In my last blog post I talked about people pushing a process as the magic bullet when it is the people that matter. Having the wrong people on a team can cause havoc and kill a project. Sometimes these wrong people are cargo cult programmers. According to Wikipedia: ‘Object-oriented programming (OOP) is a programming paradigm using “objects” – data structures consisting of data fields and methods together with their interactions – to design applications and computer programs.’ OOP is supposed to be a practical way to organize a program into hierarchies of objects where similar objects can inherit behavior from each other and override that behavior when necessary. Objects can also contain other objects and that is a technique called composition. Certain programmers pick up OOP and fall in love with the rule-set without fully understanding it, or they over-apply the principles. These people are cargo cult programmers.
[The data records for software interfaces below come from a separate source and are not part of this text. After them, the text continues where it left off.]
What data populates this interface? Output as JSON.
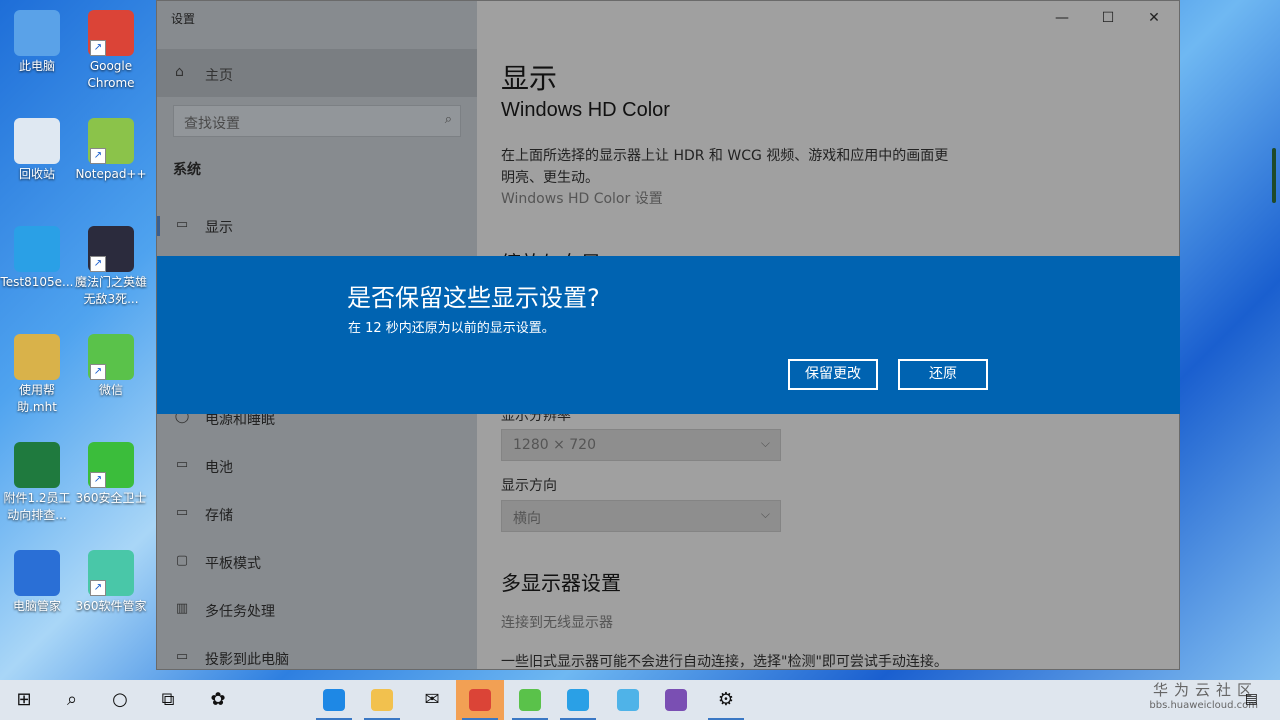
{
  "desktop": {
    "icons": [
      {
        "label": "此电脑",
        "icon": "computer-icon",
        "color": "#5aa2e8",
        "shortcut": false
      },
      {
        "label": "Google Chrome",
        "icon": "chrome-icon",
        "color": "#db4437",
        "shortcut": true
      },
      {
        "label": "回收站",
        "icon": "recycle-bin-icon",
        "color": "#dfe8f2",
        "shortcut": false
      },
      {
        "label": "Notepad++",
        "icon": "notepadpp-icon",
        "color": "#8bc34a",
        "shortcut": true
      },
      {
        "label": "Test8105e...",
        "icon": "ie-icon",
        "color": "#2aa0e6",
        "shortcut": false
      },
      {
        "label": "魔法门之英雄无敌3死...",
        "icon": "game-icon",
        "color": "#2b2b3d",
        "shortcut": true
      },
      {
        "label": "使用帮助.mht",
        "icon": "help-file-icon",
        "color": "#d9b24a",
        "shortcut": false
      },
      {
        "label": "微信",
        "icon": "wechat-icon",
        "color": "#5ac24a",
        "shortcut": true
      },
      {
        "label": "附件1.2员工动向排查...",
        "icon": "excel-icon",
        "color": "#1f7a3e",
        "shortcut": false
      },
      {
        "label": "360安全卫士",
        "icon": "360-security-icon",
        "color": "#3bbd3b",
        "shortcut": true
      },
      {
        "label": "电脑管家",
        "icon": "pc-manager-icon",
        "color": "#2a6fd6",
        "shortcut": false
      },
      {
        "label": "360软件管家",
        "icon": "360-software-icon",
        "color": "#49c7a8",
        "shortcut": true
      }
    ]
  },
  "window": {
    "title": "设置",
    "minimize": "—",
    "maximize": "☐",
    "close": "✕"
  },
  "sidebar": {
    "home": "主页",
    "search_placeholder": "查找设置",
    "section": "系统",
    "items": [
      {
        "label": "显示",
        "icon": "monitor-icon",
        "selected": true
      },
      {
        "label": "电源和睡眠",
        "icon": "power-icon"
      },
      {
        "label": "电池",
        "icon": "battery-icon"
      },
      {
        "label": "存储",
        "icon": "storage-icon"
      },
      {
        "label": "平板模式",
        "icon": "tablet-icon"
      },
      {
        "label": "多任务处理",
        "icon": "multitask-icon"
      },
      {
        "label": "投影到此电脑",
        "icon": "project-icon"
      }
    ]
  },
  "content": {
    "title": "显示",
    "subtitle": "Windows HD Color",
    "description": "在上面所选择的显示器上让 HDR 和 WCG 视频、游戏和应用中的画面更明亮、更生动。",
    "hd_link": "Windows HD Color 设置",
    "partial_heading": "缩放与布局",
    "resolution_label": "显示分辨率",
    "resolution_value": "1280 × 720",
    "orientation_label": "显示方向",
    "orientation_value": "横向",
    "multi_heading": "多显示器设置",
    "wireless_link": "连接到无线显示器",
    "old_display_note": "一些旧式显示器可能不会进行自动连接，选择\"检测\"即可尝试手动连接。"
  },
  "dialog": {
    "title": "是否保留这些显示设置?",
    "message": "在 12 秒内还原为以前的显示设置。",
    "keep_button": "保留更改",
    "revert_button": "还原",
    "accent": "#0063b1"
  },
  "taskbar": {
    "items": [
      {
        "name": "start-icon",
        "glyph": "⊞"
      },
      {
        "name": "search-icon",
        "glyph": "⌕"
      },
      {
        "name": "cortana-icon",
        "glyph": "○"
      },
      {
        "name": "task-view-icon",
        "glyph": "⧉"
      },
      {
        "name": "app-icon",
        "glyph": "✿"
      },
      {
        "name": "edge-icon",
        "glyph": "e"
      },
      {
        "name": "file-explorer-icon",
        "glyph": "▭"
      },
      {
        "name": "mail-icon",
        "glyph": "✉"
      },
      {
        "name": "chrome-icon",
        "glyph": "◉"
      },
      {
        "name": "wechat-icon",
        "glyph": "◎"
      },
      {
        "name": "cloud-app-icon",
        "glyph": "☁"
      },
      {
        "name": "cloud-drive-icon",
        "glyph": "☁"
      },
      {
        "name": "winrar-icon",
        "glyph": "▥"
      },
      {
        "name": "settings-icon",
        "glyph": "⚙"
      }
    ],
    "watermark_main": "华为云社区",
    "watermark_sub": "bbs.huaweicloud.com",
    "notification": "▤"
  }
}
Agile seems to be losing some of its shiny newness at last. This is great! It means we can start talking about agile without fanboys eagerly interrupting to spurt out some repeat-hyperbole from an Agile Evangelist meeting of some sort. It also means that I can tell you this dirty little secret without too many people choking on their agile-conference-coffee: TDD, XP, Scrum, Kanban (and the rest) are all processes and tools. All their proponents claim you *have* to follow the process, no matter what. If Agile fails for you, then it is because you are not following the process! The Manifesto for Agile Software Development tells us that we should value “Individuals and interactions over processes and tools”. How is it that the Agile community has accepted the rigorous following of strict processes? I think it is because there is a market for selling processes. And those in the game of selling processes won’t tell you that sometimes the process